There Baker ran into a slight snag. He discovered it was virtually impossible to get broadband Internet access in the rural retreat he had chosen near the cathedral city of Canterbury.
So despite his vow to take some time off from entrepreneuring, Baker ended up launching another company. Telabria will provide high-speed Internet access to rural communities in Britain using Wi-Fi-based mesh network technology.
The company launched commercial service in its first three markets last month after four months of successful market trials in Kent.
"I looked into various [broadband] options," Baker says, "and in the end I realized there were huge parts of the UK that could not get broadband at all. And that is basically how this company evolved. I recognized there was a tremendous business opportunity here."
A few small companies in the UK had already launched Wi-Fi-based rural broadband Internet services.

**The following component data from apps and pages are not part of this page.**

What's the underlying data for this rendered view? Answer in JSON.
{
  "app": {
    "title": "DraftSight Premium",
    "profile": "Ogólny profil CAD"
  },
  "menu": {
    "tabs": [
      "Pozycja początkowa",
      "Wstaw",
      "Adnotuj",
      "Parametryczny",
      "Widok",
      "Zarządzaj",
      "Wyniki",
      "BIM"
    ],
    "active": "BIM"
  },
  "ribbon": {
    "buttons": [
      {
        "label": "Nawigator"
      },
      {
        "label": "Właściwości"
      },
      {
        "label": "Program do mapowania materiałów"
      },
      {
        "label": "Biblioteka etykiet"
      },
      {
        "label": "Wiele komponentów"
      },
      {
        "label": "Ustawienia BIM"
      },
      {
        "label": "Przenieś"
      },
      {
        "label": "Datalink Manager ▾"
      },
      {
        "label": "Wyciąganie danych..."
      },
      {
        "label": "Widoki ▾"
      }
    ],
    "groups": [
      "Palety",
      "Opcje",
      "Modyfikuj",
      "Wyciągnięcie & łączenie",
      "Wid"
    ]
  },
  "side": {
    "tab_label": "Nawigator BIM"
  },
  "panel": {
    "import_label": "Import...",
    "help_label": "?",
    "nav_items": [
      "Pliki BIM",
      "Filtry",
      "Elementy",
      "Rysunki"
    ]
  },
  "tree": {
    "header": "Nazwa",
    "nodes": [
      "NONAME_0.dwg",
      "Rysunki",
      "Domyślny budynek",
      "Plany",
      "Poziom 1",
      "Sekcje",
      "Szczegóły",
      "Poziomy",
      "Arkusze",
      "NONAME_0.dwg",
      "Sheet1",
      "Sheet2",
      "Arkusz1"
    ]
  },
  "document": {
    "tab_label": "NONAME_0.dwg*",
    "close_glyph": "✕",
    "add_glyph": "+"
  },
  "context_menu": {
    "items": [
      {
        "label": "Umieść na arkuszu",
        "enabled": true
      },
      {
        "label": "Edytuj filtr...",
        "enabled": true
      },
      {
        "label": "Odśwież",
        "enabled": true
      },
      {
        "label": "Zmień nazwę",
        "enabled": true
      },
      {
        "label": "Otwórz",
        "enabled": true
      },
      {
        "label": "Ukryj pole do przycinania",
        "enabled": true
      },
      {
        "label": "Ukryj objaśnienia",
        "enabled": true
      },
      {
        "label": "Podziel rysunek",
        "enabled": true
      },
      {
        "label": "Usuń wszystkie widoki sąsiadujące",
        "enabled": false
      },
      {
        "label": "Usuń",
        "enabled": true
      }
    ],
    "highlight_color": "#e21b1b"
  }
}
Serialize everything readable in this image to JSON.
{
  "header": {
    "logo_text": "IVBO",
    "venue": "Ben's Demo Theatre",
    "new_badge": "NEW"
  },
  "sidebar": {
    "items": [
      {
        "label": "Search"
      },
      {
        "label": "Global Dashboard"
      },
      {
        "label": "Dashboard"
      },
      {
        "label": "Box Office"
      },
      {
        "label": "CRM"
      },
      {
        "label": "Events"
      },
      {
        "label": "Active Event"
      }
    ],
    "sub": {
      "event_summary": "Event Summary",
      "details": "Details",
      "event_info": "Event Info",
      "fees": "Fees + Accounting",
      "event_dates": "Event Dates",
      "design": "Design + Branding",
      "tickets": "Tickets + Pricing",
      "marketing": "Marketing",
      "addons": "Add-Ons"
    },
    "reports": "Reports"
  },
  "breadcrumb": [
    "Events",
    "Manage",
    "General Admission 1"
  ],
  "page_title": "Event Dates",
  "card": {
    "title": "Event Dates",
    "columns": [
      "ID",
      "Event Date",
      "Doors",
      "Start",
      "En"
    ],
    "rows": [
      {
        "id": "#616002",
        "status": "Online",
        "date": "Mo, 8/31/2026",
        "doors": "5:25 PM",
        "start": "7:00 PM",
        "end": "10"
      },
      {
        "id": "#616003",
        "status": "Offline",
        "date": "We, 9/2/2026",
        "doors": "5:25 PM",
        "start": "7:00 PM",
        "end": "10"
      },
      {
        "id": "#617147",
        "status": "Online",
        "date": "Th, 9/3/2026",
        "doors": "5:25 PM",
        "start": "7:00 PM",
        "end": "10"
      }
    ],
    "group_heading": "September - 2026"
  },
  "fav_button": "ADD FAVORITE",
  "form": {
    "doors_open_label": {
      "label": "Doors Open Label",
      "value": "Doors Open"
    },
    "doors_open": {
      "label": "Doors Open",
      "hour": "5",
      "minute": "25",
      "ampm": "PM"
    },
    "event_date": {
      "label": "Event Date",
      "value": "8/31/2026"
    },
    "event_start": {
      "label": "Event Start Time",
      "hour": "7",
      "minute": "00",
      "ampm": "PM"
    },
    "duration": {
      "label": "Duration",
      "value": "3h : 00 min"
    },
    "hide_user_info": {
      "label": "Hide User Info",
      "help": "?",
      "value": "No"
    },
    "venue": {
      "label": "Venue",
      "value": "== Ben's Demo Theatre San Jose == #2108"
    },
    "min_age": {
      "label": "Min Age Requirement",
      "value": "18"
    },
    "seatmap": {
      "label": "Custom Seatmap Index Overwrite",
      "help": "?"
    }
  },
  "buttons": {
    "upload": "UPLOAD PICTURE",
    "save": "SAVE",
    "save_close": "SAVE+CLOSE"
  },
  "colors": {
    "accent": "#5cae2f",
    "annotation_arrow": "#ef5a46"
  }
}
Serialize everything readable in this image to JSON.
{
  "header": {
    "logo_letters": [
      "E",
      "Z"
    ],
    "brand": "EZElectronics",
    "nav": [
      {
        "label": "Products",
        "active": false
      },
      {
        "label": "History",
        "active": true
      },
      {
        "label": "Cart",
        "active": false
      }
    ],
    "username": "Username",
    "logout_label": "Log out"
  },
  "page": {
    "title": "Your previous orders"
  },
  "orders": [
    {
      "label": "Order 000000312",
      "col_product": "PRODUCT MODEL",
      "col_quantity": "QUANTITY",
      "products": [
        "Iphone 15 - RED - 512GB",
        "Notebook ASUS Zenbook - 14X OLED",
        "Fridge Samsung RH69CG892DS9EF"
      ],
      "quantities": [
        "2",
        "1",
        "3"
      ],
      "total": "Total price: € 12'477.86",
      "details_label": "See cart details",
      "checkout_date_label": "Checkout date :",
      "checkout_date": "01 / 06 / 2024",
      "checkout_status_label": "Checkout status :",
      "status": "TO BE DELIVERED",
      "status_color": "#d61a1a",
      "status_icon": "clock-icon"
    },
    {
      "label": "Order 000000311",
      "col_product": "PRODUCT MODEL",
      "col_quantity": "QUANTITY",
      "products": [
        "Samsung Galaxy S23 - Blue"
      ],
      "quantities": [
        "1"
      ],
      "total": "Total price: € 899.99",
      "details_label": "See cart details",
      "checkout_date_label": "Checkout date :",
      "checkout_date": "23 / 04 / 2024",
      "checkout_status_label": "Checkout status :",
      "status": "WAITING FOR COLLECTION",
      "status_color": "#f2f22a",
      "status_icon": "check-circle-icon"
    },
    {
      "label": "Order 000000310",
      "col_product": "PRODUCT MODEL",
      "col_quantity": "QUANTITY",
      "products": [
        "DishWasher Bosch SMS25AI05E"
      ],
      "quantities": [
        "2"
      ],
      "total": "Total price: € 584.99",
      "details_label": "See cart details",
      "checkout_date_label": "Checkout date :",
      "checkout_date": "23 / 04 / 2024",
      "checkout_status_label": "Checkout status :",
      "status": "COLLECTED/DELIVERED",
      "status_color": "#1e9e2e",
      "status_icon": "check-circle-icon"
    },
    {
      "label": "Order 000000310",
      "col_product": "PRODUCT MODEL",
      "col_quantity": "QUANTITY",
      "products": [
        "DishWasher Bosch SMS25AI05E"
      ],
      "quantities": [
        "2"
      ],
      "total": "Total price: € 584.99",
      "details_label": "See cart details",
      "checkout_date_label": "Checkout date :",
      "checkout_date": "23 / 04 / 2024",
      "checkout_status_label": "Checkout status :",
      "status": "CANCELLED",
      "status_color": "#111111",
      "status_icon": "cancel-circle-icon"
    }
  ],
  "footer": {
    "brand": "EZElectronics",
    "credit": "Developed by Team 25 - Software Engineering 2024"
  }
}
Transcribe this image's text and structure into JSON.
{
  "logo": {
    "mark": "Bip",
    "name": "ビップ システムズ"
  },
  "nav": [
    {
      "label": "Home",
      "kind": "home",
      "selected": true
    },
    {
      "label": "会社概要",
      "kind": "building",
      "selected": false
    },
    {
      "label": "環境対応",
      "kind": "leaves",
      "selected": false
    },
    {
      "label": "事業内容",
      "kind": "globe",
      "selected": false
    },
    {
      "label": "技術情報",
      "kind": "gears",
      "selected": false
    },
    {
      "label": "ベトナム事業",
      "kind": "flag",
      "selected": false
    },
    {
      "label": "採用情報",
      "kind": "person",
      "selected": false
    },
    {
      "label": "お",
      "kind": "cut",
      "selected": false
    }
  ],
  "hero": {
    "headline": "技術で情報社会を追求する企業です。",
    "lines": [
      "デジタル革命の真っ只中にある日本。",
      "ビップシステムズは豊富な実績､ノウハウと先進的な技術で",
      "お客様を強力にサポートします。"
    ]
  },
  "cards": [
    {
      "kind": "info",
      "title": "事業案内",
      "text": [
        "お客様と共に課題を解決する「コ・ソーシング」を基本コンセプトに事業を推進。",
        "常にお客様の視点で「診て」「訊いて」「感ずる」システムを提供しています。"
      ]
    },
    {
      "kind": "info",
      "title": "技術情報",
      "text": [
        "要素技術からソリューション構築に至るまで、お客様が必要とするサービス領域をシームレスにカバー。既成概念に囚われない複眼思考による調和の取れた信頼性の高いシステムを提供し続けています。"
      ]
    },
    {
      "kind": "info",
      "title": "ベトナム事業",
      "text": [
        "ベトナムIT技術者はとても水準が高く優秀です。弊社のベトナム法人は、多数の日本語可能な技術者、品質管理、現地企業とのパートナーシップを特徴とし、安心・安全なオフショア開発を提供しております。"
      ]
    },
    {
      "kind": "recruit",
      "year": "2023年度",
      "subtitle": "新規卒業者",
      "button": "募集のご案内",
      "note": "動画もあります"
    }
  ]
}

Most, like Shere Broadband, in nearby Surrey, are community-oriented projects headed by enthusiasts. Baker has something more in mind.
"Telabria is being built to be a sustainable nationwide business for delivering service to rural communities," he says. "With a fully supported back end and a variety of value-add services, including voice over IP and others that leverage the wireless infrastructure."
How big a business could Telabria be? Significant, Baker says -- and he is nothing if not well researched.
Rural folk, he points out, rely on high-speed access-- when they can get it -- almost as much as their city cousins. Rural ISPs in the U.S. have discovered the same thing. Baker cites a study showing that 45 percent of rural broadband subscribers report using their service regularly versus 47 percent in the city.
We may think of England as a compact, densely populated, highly urbanized country, but 25 percent of the population still lives in small towns and rural areas. According to Baker's research, only 51 percent of the population in towns has access to broadband service, 16 percent in rural villages and four percent in remote rural areas.
Part of this has to do with the speed with which telco British Telecom (BT) is converting central offices (COs) to enable them to provide ADSL service. Baker cites one report estimating that there are currently over 500,000 "latent" broadband subscribers waiting for DSL service in unserved areas -- representing revenues of $280 million a year.
Even if all the regions on BT's roadmap for enabling DSL service reached the economic trigger points the company uses to justify spending $360,000 on a CO conversion, about 3 percent of the British population would still be left unserved because they're too far from the central office, Baker points out.
That percentage represents 720,000 households, an annual $400-million market.
Telabria isn't counting on just the leavings of the wireline telecom industry, though. Baker believes wireless has reached a level of maturity where it can compete on a more than equal footing with wireline services.
"We see wireless as having significant advantages over fixed wire," he says. "Especially with the advent of nomadic services that allow users to roam within wireless zones rather than being tied to a cable. We're looking at how to deliver a whole range of services that will be significantly better than what fixed-line ADSL can offer."
It's also now possible to offer very reliable service with wireless, and that will win customer loyalty. Baker says he has asked users in his test markets what there reaction would be if BT launched DSL service in their area -- as it might in some cases within six months. They said they would stick with Telabria.